*WORK REQUIRED*.
Every record shown here needs to be repeated exactly.

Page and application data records
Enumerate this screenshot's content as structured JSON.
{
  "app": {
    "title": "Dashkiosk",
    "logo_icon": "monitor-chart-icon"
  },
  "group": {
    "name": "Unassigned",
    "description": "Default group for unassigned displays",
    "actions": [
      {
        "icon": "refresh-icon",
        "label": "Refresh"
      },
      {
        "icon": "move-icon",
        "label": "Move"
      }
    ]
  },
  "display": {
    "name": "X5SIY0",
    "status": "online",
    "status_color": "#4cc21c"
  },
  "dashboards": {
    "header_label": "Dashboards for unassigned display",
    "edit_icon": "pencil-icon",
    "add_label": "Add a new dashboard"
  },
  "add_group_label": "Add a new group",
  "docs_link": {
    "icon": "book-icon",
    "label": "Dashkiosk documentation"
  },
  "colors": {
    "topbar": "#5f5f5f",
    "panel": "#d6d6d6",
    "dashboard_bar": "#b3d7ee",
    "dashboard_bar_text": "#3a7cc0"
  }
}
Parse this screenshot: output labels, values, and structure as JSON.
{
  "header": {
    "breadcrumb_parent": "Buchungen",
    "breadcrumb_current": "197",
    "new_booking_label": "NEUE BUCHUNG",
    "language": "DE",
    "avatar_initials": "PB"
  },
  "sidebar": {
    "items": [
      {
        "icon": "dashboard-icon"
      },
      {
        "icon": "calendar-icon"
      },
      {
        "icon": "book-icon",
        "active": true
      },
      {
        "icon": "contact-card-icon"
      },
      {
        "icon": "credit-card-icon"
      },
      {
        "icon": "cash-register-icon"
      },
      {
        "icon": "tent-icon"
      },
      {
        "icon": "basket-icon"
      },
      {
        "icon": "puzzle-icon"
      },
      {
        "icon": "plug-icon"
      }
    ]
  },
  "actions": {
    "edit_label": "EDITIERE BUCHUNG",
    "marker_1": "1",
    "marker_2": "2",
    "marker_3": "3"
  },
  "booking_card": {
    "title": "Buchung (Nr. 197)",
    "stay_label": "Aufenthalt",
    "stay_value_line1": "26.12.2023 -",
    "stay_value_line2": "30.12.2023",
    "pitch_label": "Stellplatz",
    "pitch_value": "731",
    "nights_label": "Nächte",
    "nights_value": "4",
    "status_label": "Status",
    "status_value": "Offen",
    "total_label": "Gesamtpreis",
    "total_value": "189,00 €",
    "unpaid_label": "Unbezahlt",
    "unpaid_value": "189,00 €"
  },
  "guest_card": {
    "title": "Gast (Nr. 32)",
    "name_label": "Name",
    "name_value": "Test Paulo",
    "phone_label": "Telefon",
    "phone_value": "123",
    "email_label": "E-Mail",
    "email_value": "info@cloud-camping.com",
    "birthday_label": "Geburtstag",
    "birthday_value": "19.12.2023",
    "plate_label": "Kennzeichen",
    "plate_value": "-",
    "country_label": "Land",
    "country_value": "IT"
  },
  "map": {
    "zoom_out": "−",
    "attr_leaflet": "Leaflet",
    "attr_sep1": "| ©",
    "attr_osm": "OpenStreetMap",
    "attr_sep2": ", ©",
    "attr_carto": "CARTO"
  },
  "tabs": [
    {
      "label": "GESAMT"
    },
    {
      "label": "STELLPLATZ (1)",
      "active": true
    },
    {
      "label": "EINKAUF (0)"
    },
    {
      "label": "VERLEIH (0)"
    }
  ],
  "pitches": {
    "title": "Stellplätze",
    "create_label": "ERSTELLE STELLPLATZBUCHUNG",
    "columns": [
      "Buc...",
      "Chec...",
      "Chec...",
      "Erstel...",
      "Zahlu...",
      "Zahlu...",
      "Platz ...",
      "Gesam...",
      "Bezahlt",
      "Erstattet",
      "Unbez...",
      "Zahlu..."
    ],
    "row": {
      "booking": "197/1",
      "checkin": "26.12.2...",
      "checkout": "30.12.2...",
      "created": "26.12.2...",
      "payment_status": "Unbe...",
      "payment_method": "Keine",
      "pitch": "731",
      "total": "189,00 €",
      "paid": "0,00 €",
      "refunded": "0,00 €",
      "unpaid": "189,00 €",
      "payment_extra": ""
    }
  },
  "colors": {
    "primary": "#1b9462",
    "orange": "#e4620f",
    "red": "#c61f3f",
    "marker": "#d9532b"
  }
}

*WRITTEN SOLUTION*.
Enumerate this screenshot's content as structured JSON.
{
  "app": {
    "title": "Dashkiosk",
    "logo_icon": "monitor-chart-icon"
  },
  "group": {
    "name": "Unassigned",
    "description": "Default group for unassigned displays",
    "actions": [
      {
        "icon": "refresh-icon",
        "label": "Refresh"
      },
      {
        "icon": "move-icon",
        "label": "Move"
      }
    ]
  },
  "display": {
    "name": "X5SIY0",
    "status": "online",
    "status_color": "#4cc21c"
  },
  "dashboards": {
    "header_label": "Dashboards for unassigned display",
    "edit_icon": "pencil-icon",
    "add_label": "Add a new dashboard"
  },
  "add_group_label": "Add a new group",
  "docs_link": {
    "icon": "book-icon",
    "label": "Dashkiosk documentation"
  },
  "colors": {
    "topbar": "#5f5f5f",
    "panel": "#d6d6d6",
    "dashboard_bar": "#b3d7ee",
    "dashboard_bar_text": "#3a7cc0"
  }
}
Parse this screenshot: output labels, values, and structure as JSON.
{
  "header": {
    "breadcrumb_parent": "Buchungen",
    "breadcrumb_current": "197",
    "new_booking_label": "NEUE BUCHUNG",
    "language": "DE",
    "avatar_initials": "PB"
  },
  "sidebar": {
    "items": [
      {
        "icon": "dashboard-icon"
      },
      {
        "icon": "calendar-icon"
      },
      {
        "icon": "book-icon",
        "active": true
      },
      {
        "icon": "contact-card-icon"
      },
      {
        "icon": "credit-card-icon"
      },
      {
        "icon": "cash-register-icon"
      },
      {
        "icon": "tent-icon"
      },
      {
        "icon": "basket-icon"
      },
      {
        "icon": "puzzle-icon"
      },
      {
        "icon": "plug-icon"
      }
    ]
  },
  "actions": {
    "edit_label": "EDITIERE BUCHUNG",
    "marker_1": "1",
    "marker_2": "2",
    "marker_3": "3"
  },
  "booking_card": {
    "title": "Buchung (Nr. 197)",
    "stay_label": "Aufenthalt",
    "stay_value_line1": "26.12.2023 -",
    "stay_value_line2": "30.12.2023",
    "pitch_label": "Stellplatz",
    "pitch_value": "731",
    "nights_label": "Nächte",
    "nights_value": "4",
    "status_label": "Status",
    "status_value": "Offen",
    "total_label": "Gesamtpreis",
    "total_value": "189,00 €",
    "unpaid_label": "Unbezahlt",
    "unpaid_value": "189,00 €"
  },
  "guest_card": {
    "title": "Gast (Nr. 32)",
    "name_label": "Name",
    "name_value": "Test Paulo",
    "phone_label": "Telefon",
    "phone_value": "123",
    "email_label": "E-Mail",
    "email_value": "info@cloud-camping.com",
    "birthday_label": "Geburtstag",
    "birthday_value": "19.12.2023",
    "plate_label": "Kennzeichen",
    "plate_value": "-",
    "country_label": "Land",
    "country_value": "IT"
  },
  "map": {
    "zoom_out": "−",
    "attr_leaflet": "Leaflet",
    "attr_sep1": "| ©",
    "attr_osm": "OpenStreetMap",
    "attr_sep2": ", ©",
    "attr_carto": "CARTO"
  },
  "tabs": [
    {
      "label": "GESAMT"
    },
    {
      "label": "STELLPLATZ (1)",
      "active": true
    },
    {
      "label": "EINKAUF (0)"
    },
    {
      "label": "VERLEIH (0)"
    }
  ],
  "pitches": {
    "title": "Stellplätze",
    "create_label": "ERSTELLE STELLPLATZBUCHUNG",
    "columns": [
      "Buc...",
      "Chec...",
      "Chec...",
      "Erstel...",
      "Zahlu...",
      "Zahlu...",
      "Platz ...",
      "Gesam...",
      "Bezahlt",
      "Erstattet",
      "Unbez...",
      "Zahlu..."
    ],
    "row": {
      "booking": "197/1",
      "checkin": "26.12.2...",
      "checkout": "30.12.2...",
      "created": "26.12.2...",
      "payment_status": "Unbe...",
      "payment_method": "Keine",
      "pitch": "731",
      "total": "189,00 €",
      "paid": "0,00 €",
      "refunded": "0,00 €",
      "unpaid": "189,00 €",
      "payment_extra": ""
    }
  },
  "colors": {
    "primary": "#1b9462",
    "orange": "#e4620f",
    "red": "#c61f3f",
    "marker": "#d9532b"
  }
}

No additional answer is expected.